The cannabis market’s rise brings with it both new challaneges, especially around green methods for production, such as cannabinoid leaching recovery processes.
Sustainable and effective extraction techniques are necessary to satisfy customer demands while reducing environmental impact as the demand for cannabinoid-based goods keeps increasing. The pH-controlled aqueous leaching method is a promising and ecologically friendly extraction technique that has advantages over traditional organic solvent extraction procedures.
Cannabinoid extraction methods
The traditional method for extracting cannabinoids from Cannabis sativa flowers is organic solvent extraction. However, due to its drawbacks, which include low selectivity and environmental issues, it is less suited for large-scale, sustainable production.
Greener solvents like methanol and ethanol have gained popularity recently. However they still have drawbacks, such as flammability, which limits their scaling up abilities. Although other-techniques like supercritical fluids, deep eutectic solvents, and ionic liquids have shown promise, their general adoption can be hard because of large capital costs and technical difficulties.
Leaching methods: liquid-liquid extraction

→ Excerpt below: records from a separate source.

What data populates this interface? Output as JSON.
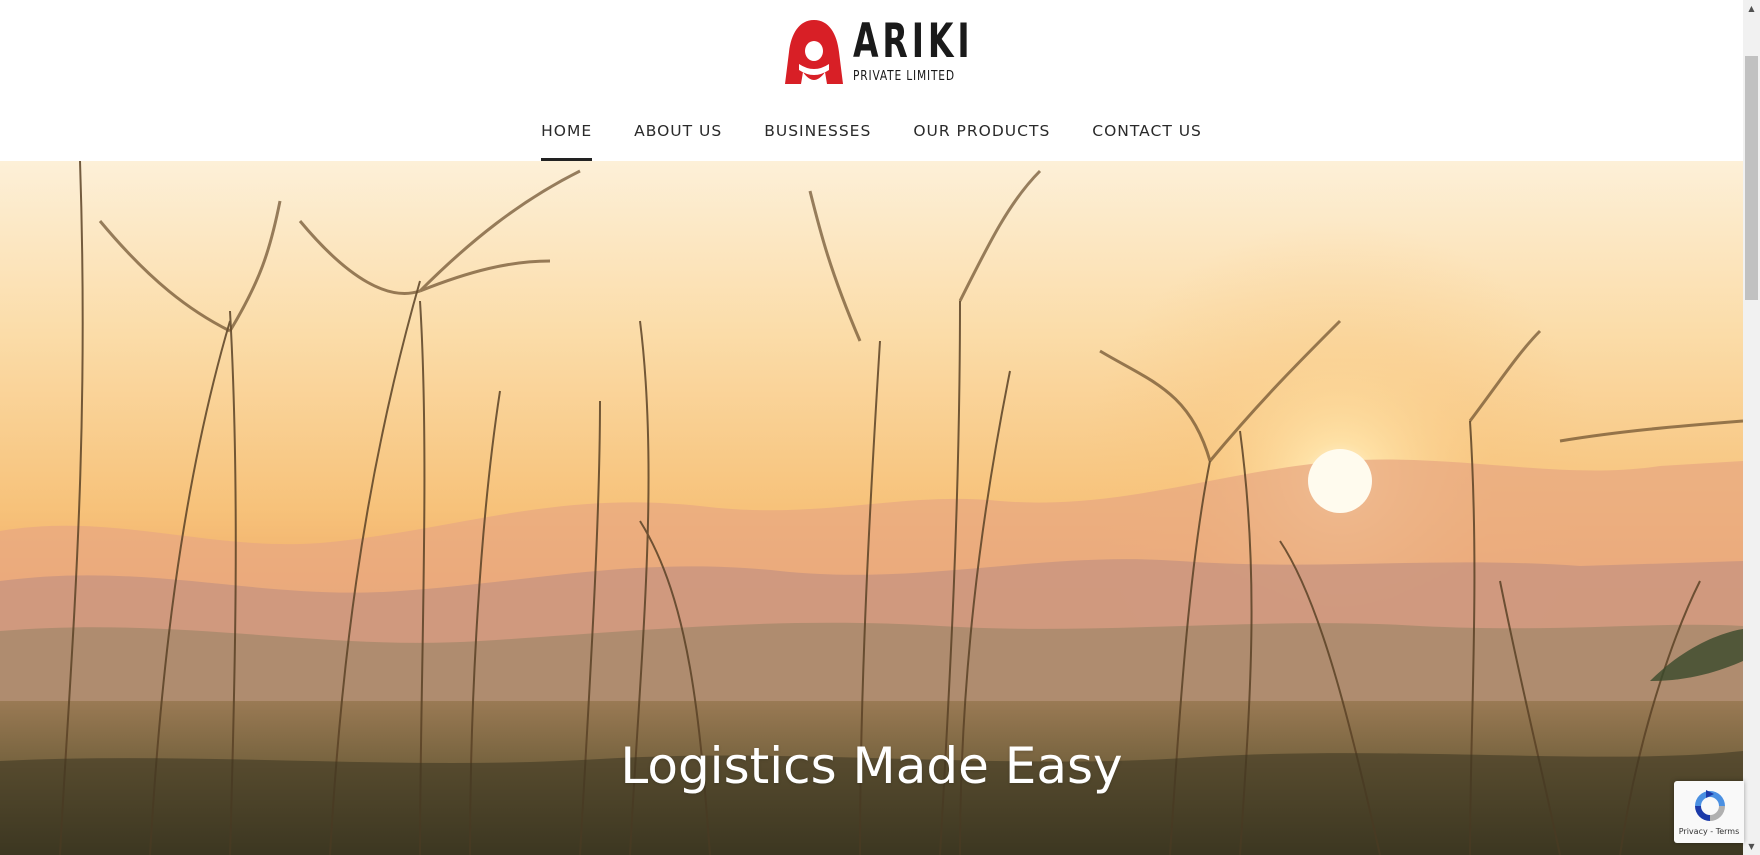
{
  "brand": {
    "name": "ARIKI",
    "subtitle": "PRIVATE LIMITED",
    "logo_icon": "ariki-logo-icon",
    "accent_color": "#d81f26"
  },
  "nav": {
    "items": [
      {
        "label": "HOME",
        "active": true
      },
      {
        "label": "ABOUT US",
        "active": false
      },
      {
        "label": "BUSINESSES",
        "active": false
      },
      {
        "label": "OUR PRODUCTS",
        "active": false
      },
      {
        "label": "CONTACT US",
        "active": false
      }
    ]
  },
  "hero": {
    "title": "Logistics Made Easy",
    "background": "sunset-grass-field-photo"
  },
  "recaptcha": {
    "privacy": "Privacy",
    "separator": " - ",
    "terms": "Terms",
    "icon": "recaptcha-icon"
  },
  "scrollbar": {
    "up_icon": "scroll-up-arrow-icon",
    "down_icon": "scroll-down-arrow-icon"
  }
}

But now we’ll talk about liquid-liquid extraction (LLE), a different strategy that has attracted interest in the cannabis market. LLE uses an aqueous solution as the leaching solvent, because there is no need for solvent evaporation. This option has a number of advantages including simplicity, lower investment costs and energy consumption. Moreover, it is sustainable due to the use of low-volatility and recyclable organic solvents. LLE is a viable alternative for large-scale cannabis manufacturing because of its track record in other sectors, such as the opium industry.
Despite LLE’s potential, the trick is to make the process of leaching of cannabis tissues as efficient as possible. Due to the limited solubility of cannabinoids in water, researchers have added tiny organic molecules to the aqueous phase to increase solubility. These modifiers, however, frequently call for large concentrations, raising security issues.
Recent research has looked at the potential to increase solubility by using solutions with high pH to extract cannabinoids from hemp. Systematic research is nonetheless insufficient, particularly for fresh plant tissues and high-THC cultivars.
Recent studies in this area aim to create an organic solvent-free, pH-controlled green leaching method for recovering cannabinoids from cannabis tissues. The study examined a variety of cannabis chemotypes and sources. It included fresh, dry, and decarboxylated cannabis, as well as high-THC and high-CBD cultivars. The researchers assessed the effectiveness of cannabis leaching and the stability of cannabinoids in leached solutions. They also looked at the impacts of leaching pH and solid/liquid ratios.
Can LLC be useful?
The results were promising. The study showed that at pH levels of 12 and above, all main cannabinoids, especially the acidic versions, may be successfully leached into aqueous solutions. This alkaline leaching technique exceeded methanol leaching in terms of performance. This indicates that methanol might take the place of flammable solvents and provide a more environmentally acceptable alternative.
Furthermore, the time-consuming drying stage might be avoided by directly leaching fresh cannabis with alkaline solutions.
However, the alkaline leaching method at pH 13,5 demonstrated slightly poorer efficiency for high-THC decarboxylated cannabis. It was yielding only 11–50% of the amount produced through methanol leaching at the same solid/liquid ratios. This gap may be explained by the neutral cannabinoids’ weaker acidity. It makes them more difficult to dissociate in alkaline solutions than their acidic equivalents.
Thus, leaching efficiency for high-THC cannabis can be improved by adjusting variables like solid/liquid ratios and avoiding high-temperature treatment before the leaching step.
Studies on the leached solutions’ stability were also done. In alcohol- and pH-12,5-leached solutions, THCA and THC demonstrated stability, with very slight concentration decreases seen with time. However, CBDA degraded more quickly in solutions with a pH leaching effect of 12,5. The leached solution could be processed quickly in successive LLE stages, the storage temperature could be lowered, or the leached solution’s pH could be changed to neutral or acidic conditions.
Green processing methods for cannabis and cannabinoid
In order to enrich and recover high-purity cannabis from aqueous leached solutions, a whole LLE method might be developed with the success of this work as a good starting point. The one goal of future research is to find substances present in the fractions that contain cannabinoids. Another aim is to optimise precipitation conditions to maximise efficiency and minimise losses.
The cannabis sector can both increase its sustainability and meet the demand for cannabinoid-based goods. Improving the leaching strategy is one of the options to do it. Organisations, such as EIHA promote hemp as a sustainable source. What is more, hemp presents a potential to be an alternative crop in some countries dealing with climate changes. Thus, any processing improvements will be necessary to stay on a good track in the cannabis market.